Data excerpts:
^^^^

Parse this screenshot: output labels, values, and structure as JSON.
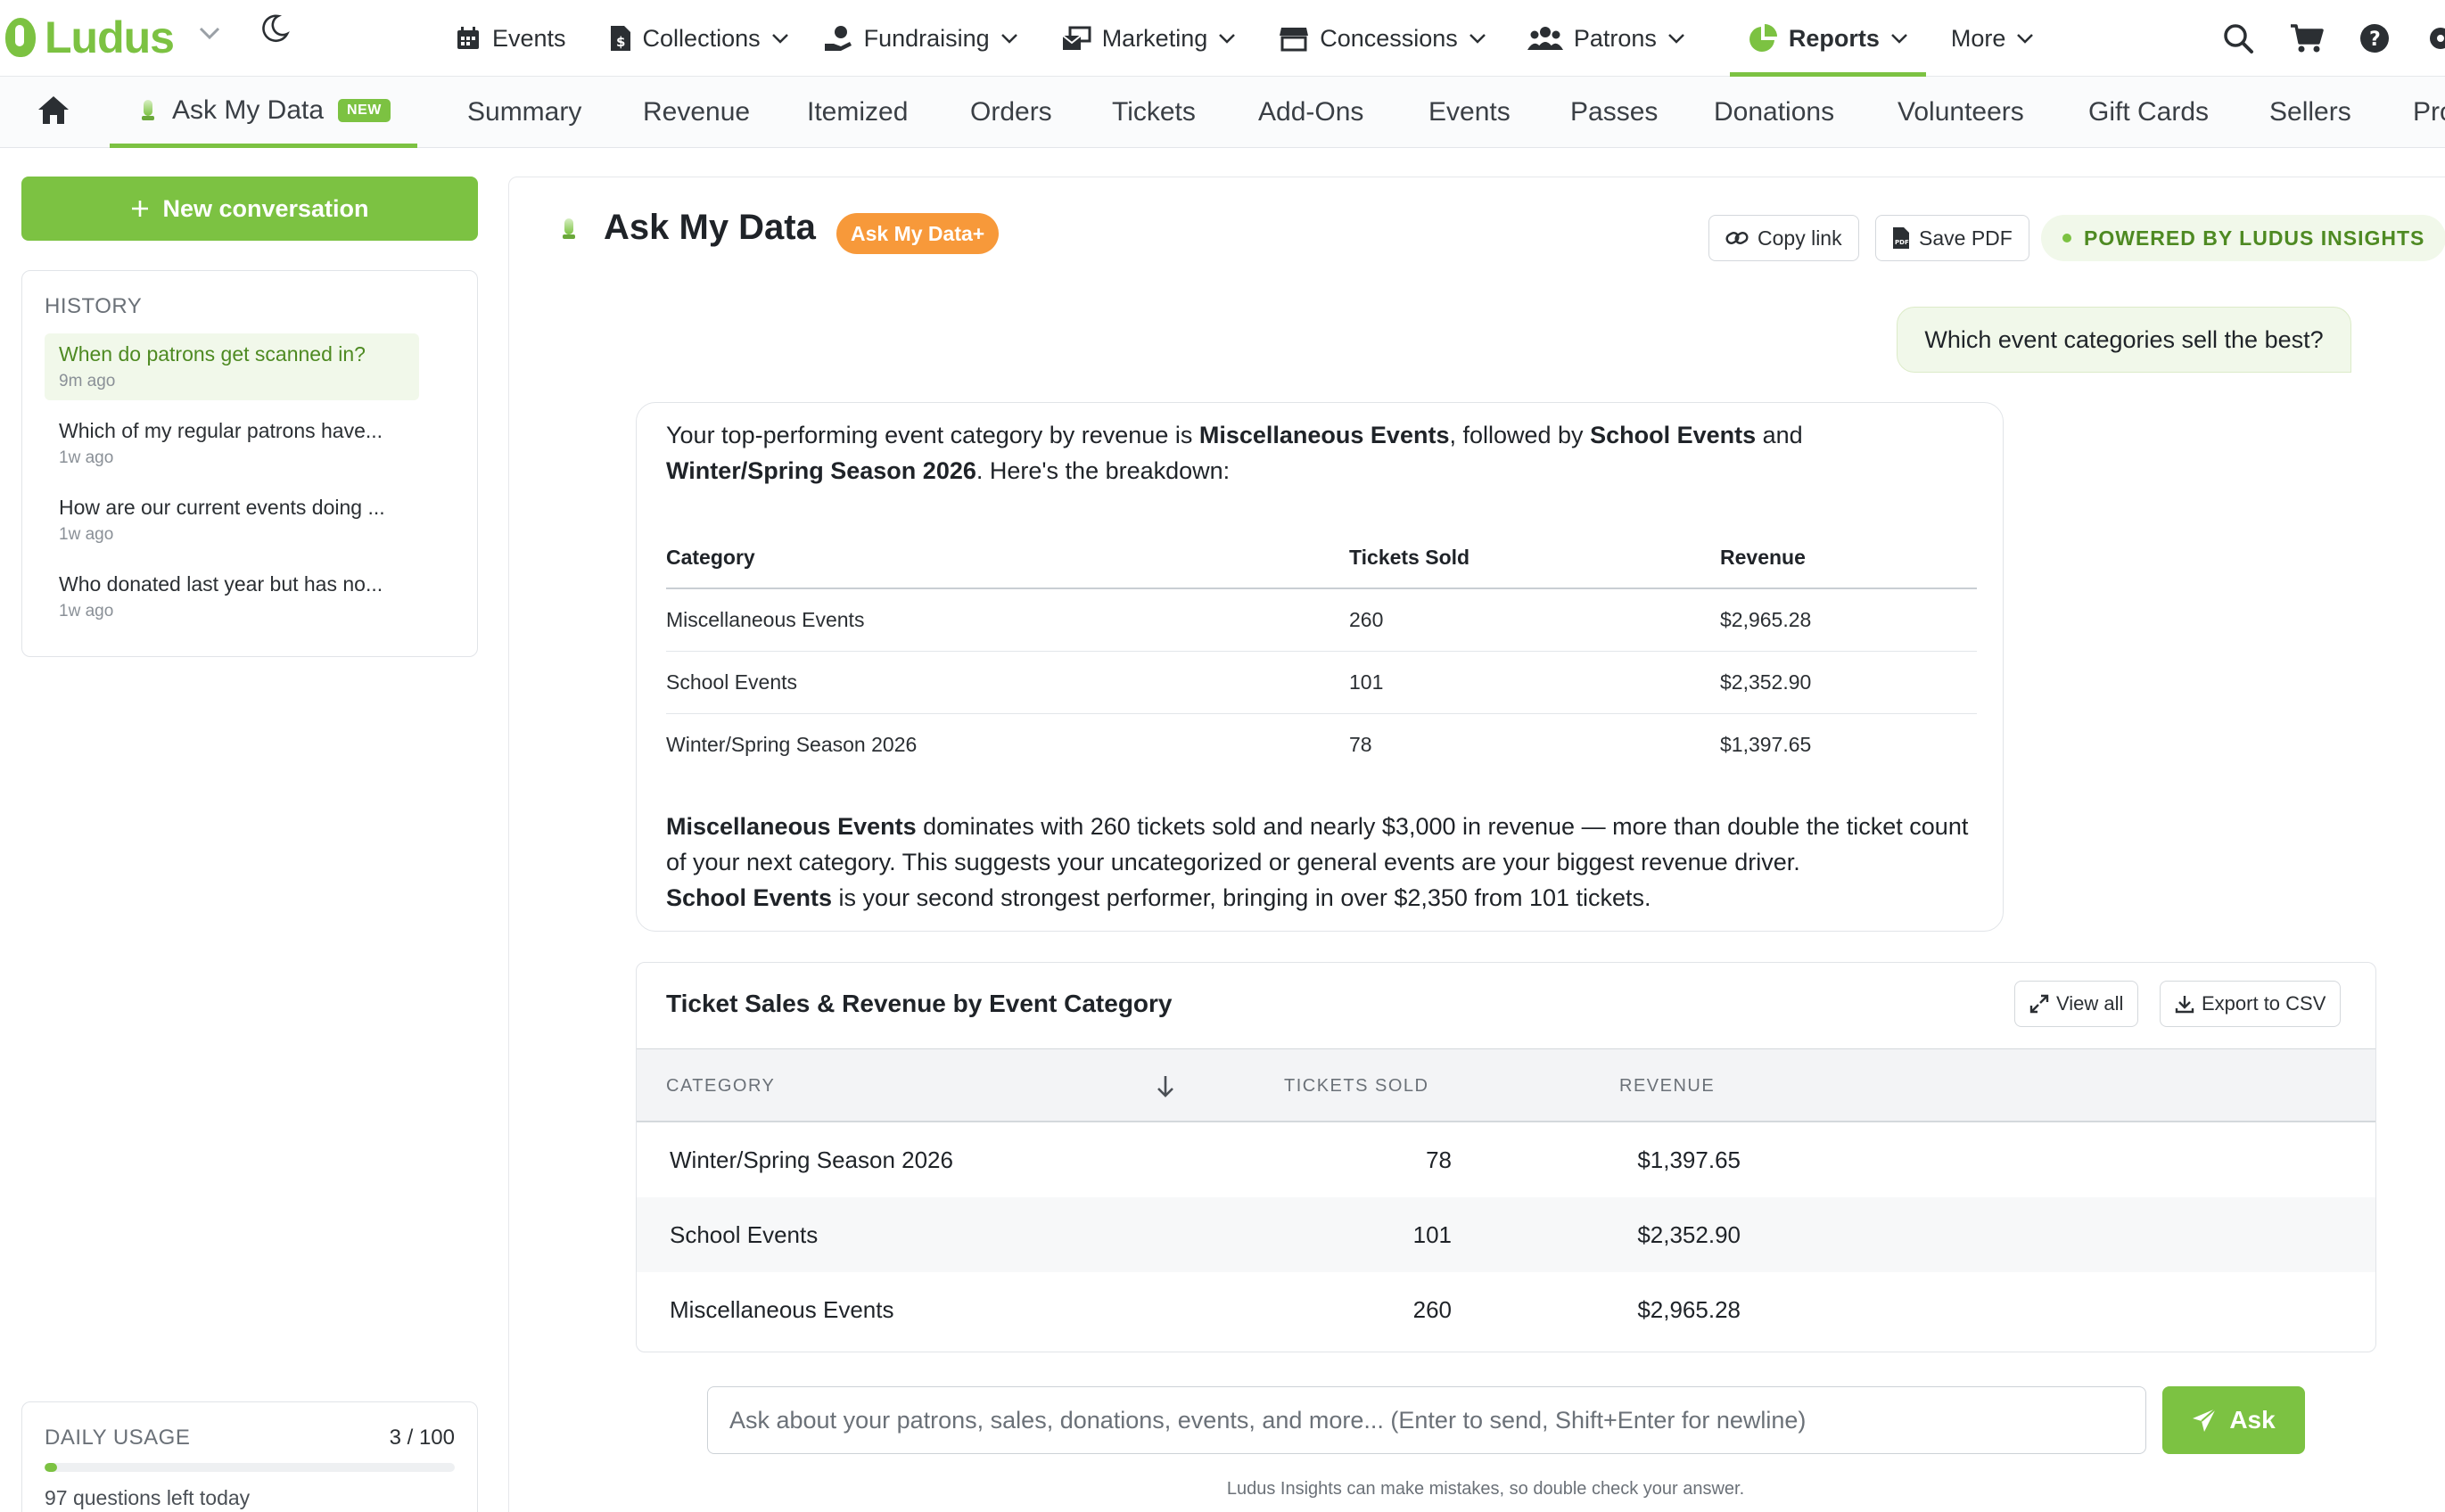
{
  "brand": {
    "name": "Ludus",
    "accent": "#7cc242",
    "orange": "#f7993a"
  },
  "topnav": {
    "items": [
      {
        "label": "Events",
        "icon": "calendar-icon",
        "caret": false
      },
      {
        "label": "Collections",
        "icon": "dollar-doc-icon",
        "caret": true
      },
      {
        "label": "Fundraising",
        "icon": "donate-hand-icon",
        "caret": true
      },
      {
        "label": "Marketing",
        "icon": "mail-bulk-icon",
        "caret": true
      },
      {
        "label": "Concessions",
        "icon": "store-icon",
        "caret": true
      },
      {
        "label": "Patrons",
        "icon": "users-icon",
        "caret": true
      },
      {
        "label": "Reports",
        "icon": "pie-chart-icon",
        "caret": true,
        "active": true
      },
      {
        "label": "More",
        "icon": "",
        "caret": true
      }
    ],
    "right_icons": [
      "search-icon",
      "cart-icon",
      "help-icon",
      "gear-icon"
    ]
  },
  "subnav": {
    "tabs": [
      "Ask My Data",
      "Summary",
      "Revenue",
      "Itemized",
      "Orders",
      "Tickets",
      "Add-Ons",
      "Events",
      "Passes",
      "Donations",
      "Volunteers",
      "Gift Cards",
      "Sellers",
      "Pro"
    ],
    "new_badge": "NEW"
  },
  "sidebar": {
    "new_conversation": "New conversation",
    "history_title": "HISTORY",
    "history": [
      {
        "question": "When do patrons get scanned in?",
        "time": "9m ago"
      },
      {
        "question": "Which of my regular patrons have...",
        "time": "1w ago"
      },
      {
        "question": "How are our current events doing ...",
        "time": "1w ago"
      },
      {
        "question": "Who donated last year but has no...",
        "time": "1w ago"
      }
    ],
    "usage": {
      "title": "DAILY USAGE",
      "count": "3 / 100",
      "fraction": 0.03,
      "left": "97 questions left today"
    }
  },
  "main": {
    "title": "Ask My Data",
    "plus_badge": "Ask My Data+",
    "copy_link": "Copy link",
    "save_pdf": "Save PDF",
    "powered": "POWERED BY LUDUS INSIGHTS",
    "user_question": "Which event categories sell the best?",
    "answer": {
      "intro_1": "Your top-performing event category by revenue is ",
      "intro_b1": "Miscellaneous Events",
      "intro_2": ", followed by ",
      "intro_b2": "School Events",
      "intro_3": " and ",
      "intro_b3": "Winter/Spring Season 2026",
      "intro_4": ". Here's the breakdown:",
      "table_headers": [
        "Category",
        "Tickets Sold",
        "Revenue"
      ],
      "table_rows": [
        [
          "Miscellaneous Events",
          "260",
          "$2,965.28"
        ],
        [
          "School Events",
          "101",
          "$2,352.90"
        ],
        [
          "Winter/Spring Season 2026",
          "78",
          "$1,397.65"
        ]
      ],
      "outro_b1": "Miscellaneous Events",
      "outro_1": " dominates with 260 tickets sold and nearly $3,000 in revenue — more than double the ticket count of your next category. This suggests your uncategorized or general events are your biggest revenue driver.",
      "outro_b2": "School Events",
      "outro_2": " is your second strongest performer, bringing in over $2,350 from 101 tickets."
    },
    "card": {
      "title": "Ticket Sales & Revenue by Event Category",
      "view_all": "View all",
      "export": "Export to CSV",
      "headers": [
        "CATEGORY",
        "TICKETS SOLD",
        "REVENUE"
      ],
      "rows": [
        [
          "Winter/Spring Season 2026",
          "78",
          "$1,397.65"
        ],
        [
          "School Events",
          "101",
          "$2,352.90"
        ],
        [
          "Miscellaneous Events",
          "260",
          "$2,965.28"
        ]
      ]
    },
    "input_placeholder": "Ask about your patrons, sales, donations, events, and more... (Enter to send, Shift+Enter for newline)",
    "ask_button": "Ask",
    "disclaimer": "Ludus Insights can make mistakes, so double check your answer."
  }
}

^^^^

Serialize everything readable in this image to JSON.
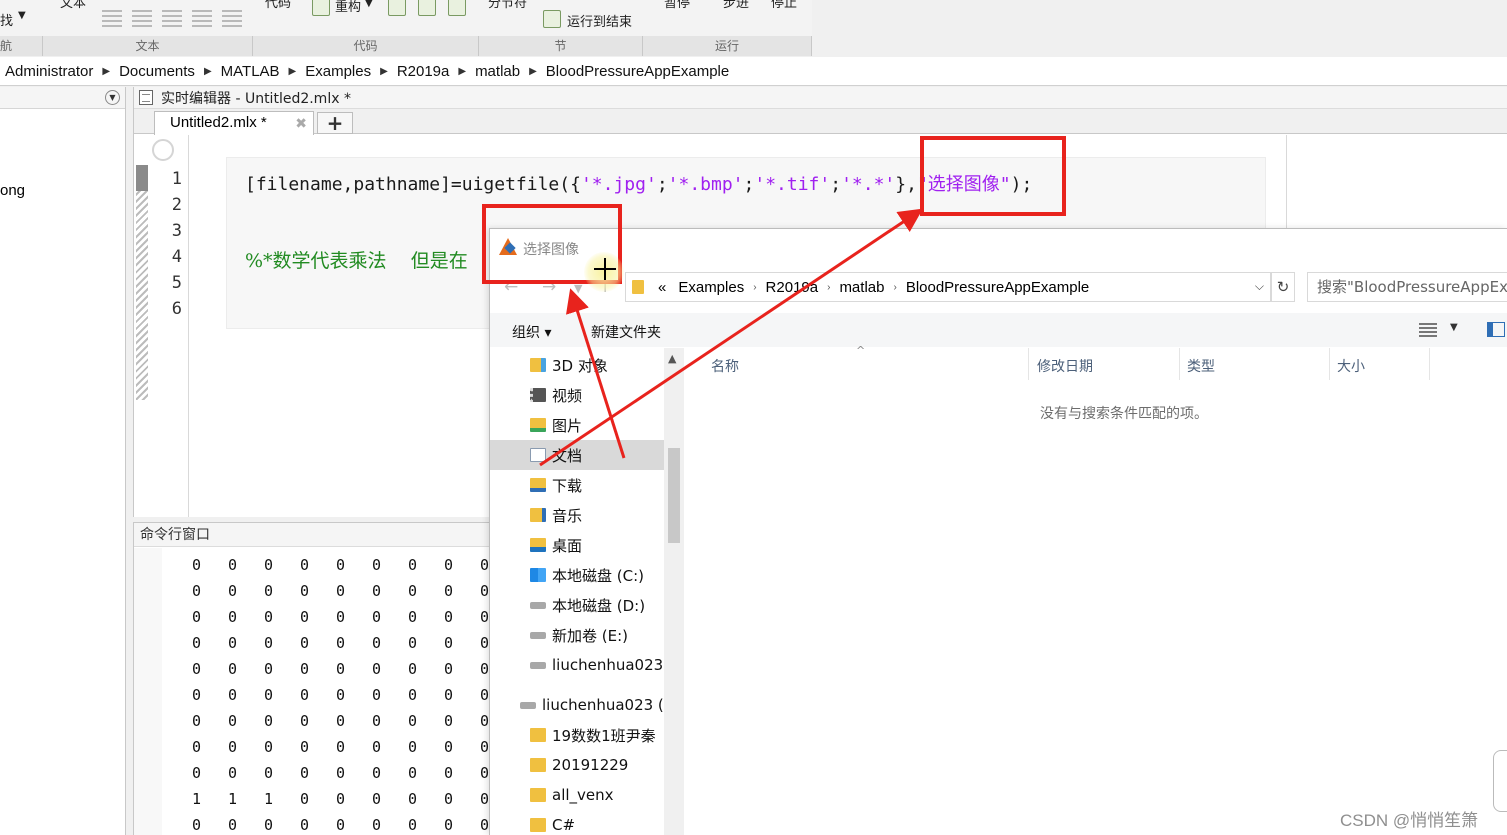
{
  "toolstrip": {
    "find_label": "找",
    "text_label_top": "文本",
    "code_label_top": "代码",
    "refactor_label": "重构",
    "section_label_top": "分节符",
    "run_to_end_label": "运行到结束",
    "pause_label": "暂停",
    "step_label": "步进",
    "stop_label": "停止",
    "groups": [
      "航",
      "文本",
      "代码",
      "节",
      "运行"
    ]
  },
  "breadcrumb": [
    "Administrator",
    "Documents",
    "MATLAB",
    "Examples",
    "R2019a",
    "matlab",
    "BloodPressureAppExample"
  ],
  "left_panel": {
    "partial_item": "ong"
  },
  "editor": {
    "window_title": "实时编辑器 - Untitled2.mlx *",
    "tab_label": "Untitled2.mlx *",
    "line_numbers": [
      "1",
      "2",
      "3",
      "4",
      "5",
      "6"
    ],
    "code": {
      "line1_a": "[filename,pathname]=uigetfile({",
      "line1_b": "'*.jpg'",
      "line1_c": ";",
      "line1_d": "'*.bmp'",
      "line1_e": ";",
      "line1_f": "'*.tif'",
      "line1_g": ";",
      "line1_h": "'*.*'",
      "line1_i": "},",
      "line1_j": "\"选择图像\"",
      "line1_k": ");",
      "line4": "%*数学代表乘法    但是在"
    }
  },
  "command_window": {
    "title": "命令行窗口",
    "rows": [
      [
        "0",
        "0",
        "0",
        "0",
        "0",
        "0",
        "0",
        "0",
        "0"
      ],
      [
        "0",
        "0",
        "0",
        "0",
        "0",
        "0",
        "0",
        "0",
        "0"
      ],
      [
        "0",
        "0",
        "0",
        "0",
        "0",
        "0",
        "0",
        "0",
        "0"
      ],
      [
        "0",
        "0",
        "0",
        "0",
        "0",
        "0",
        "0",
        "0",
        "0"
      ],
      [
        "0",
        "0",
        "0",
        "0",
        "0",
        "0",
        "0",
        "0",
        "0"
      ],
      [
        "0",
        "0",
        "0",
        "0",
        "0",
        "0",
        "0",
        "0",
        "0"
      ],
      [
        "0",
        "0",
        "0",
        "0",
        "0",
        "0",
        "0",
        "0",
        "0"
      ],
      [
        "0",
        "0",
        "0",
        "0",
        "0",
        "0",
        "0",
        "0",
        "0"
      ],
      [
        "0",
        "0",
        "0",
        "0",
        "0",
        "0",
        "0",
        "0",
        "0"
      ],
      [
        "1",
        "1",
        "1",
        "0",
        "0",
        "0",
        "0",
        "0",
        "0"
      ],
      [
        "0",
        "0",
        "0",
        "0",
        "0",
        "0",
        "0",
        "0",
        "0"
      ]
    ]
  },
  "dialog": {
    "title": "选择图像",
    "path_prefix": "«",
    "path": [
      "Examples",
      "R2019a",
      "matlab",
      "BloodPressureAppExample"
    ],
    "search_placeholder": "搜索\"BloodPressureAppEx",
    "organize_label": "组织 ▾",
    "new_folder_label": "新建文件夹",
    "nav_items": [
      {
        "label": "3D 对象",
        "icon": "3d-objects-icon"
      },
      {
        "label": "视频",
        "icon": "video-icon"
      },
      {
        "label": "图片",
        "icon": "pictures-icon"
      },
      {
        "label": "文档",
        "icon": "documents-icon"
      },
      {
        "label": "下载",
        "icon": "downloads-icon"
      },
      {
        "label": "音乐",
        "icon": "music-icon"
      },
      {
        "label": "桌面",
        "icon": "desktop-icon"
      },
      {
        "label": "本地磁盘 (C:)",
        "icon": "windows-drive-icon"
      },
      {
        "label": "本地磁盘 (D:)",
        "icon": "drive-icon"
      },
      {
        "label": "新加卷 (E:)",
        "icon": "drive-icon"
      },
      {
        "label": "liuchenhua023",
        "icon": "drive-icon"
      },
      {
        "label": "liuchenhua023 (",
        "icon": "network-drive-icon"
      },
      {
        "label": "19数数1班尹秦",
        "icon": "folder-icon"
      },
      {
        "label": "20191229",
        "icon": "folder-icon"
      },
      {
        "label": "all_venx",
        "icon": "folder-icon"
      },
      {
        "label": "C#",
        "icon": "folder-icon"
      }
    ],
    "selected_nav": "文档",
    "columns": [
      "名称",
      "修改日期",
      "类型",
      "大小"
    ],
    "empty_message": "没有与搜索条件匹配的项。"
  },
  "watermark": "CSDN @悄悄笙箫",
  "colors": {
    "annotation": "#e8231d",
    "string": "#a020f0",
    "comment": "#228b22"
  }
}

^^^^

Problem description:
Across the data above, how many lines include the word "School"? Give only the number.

Your solution:
4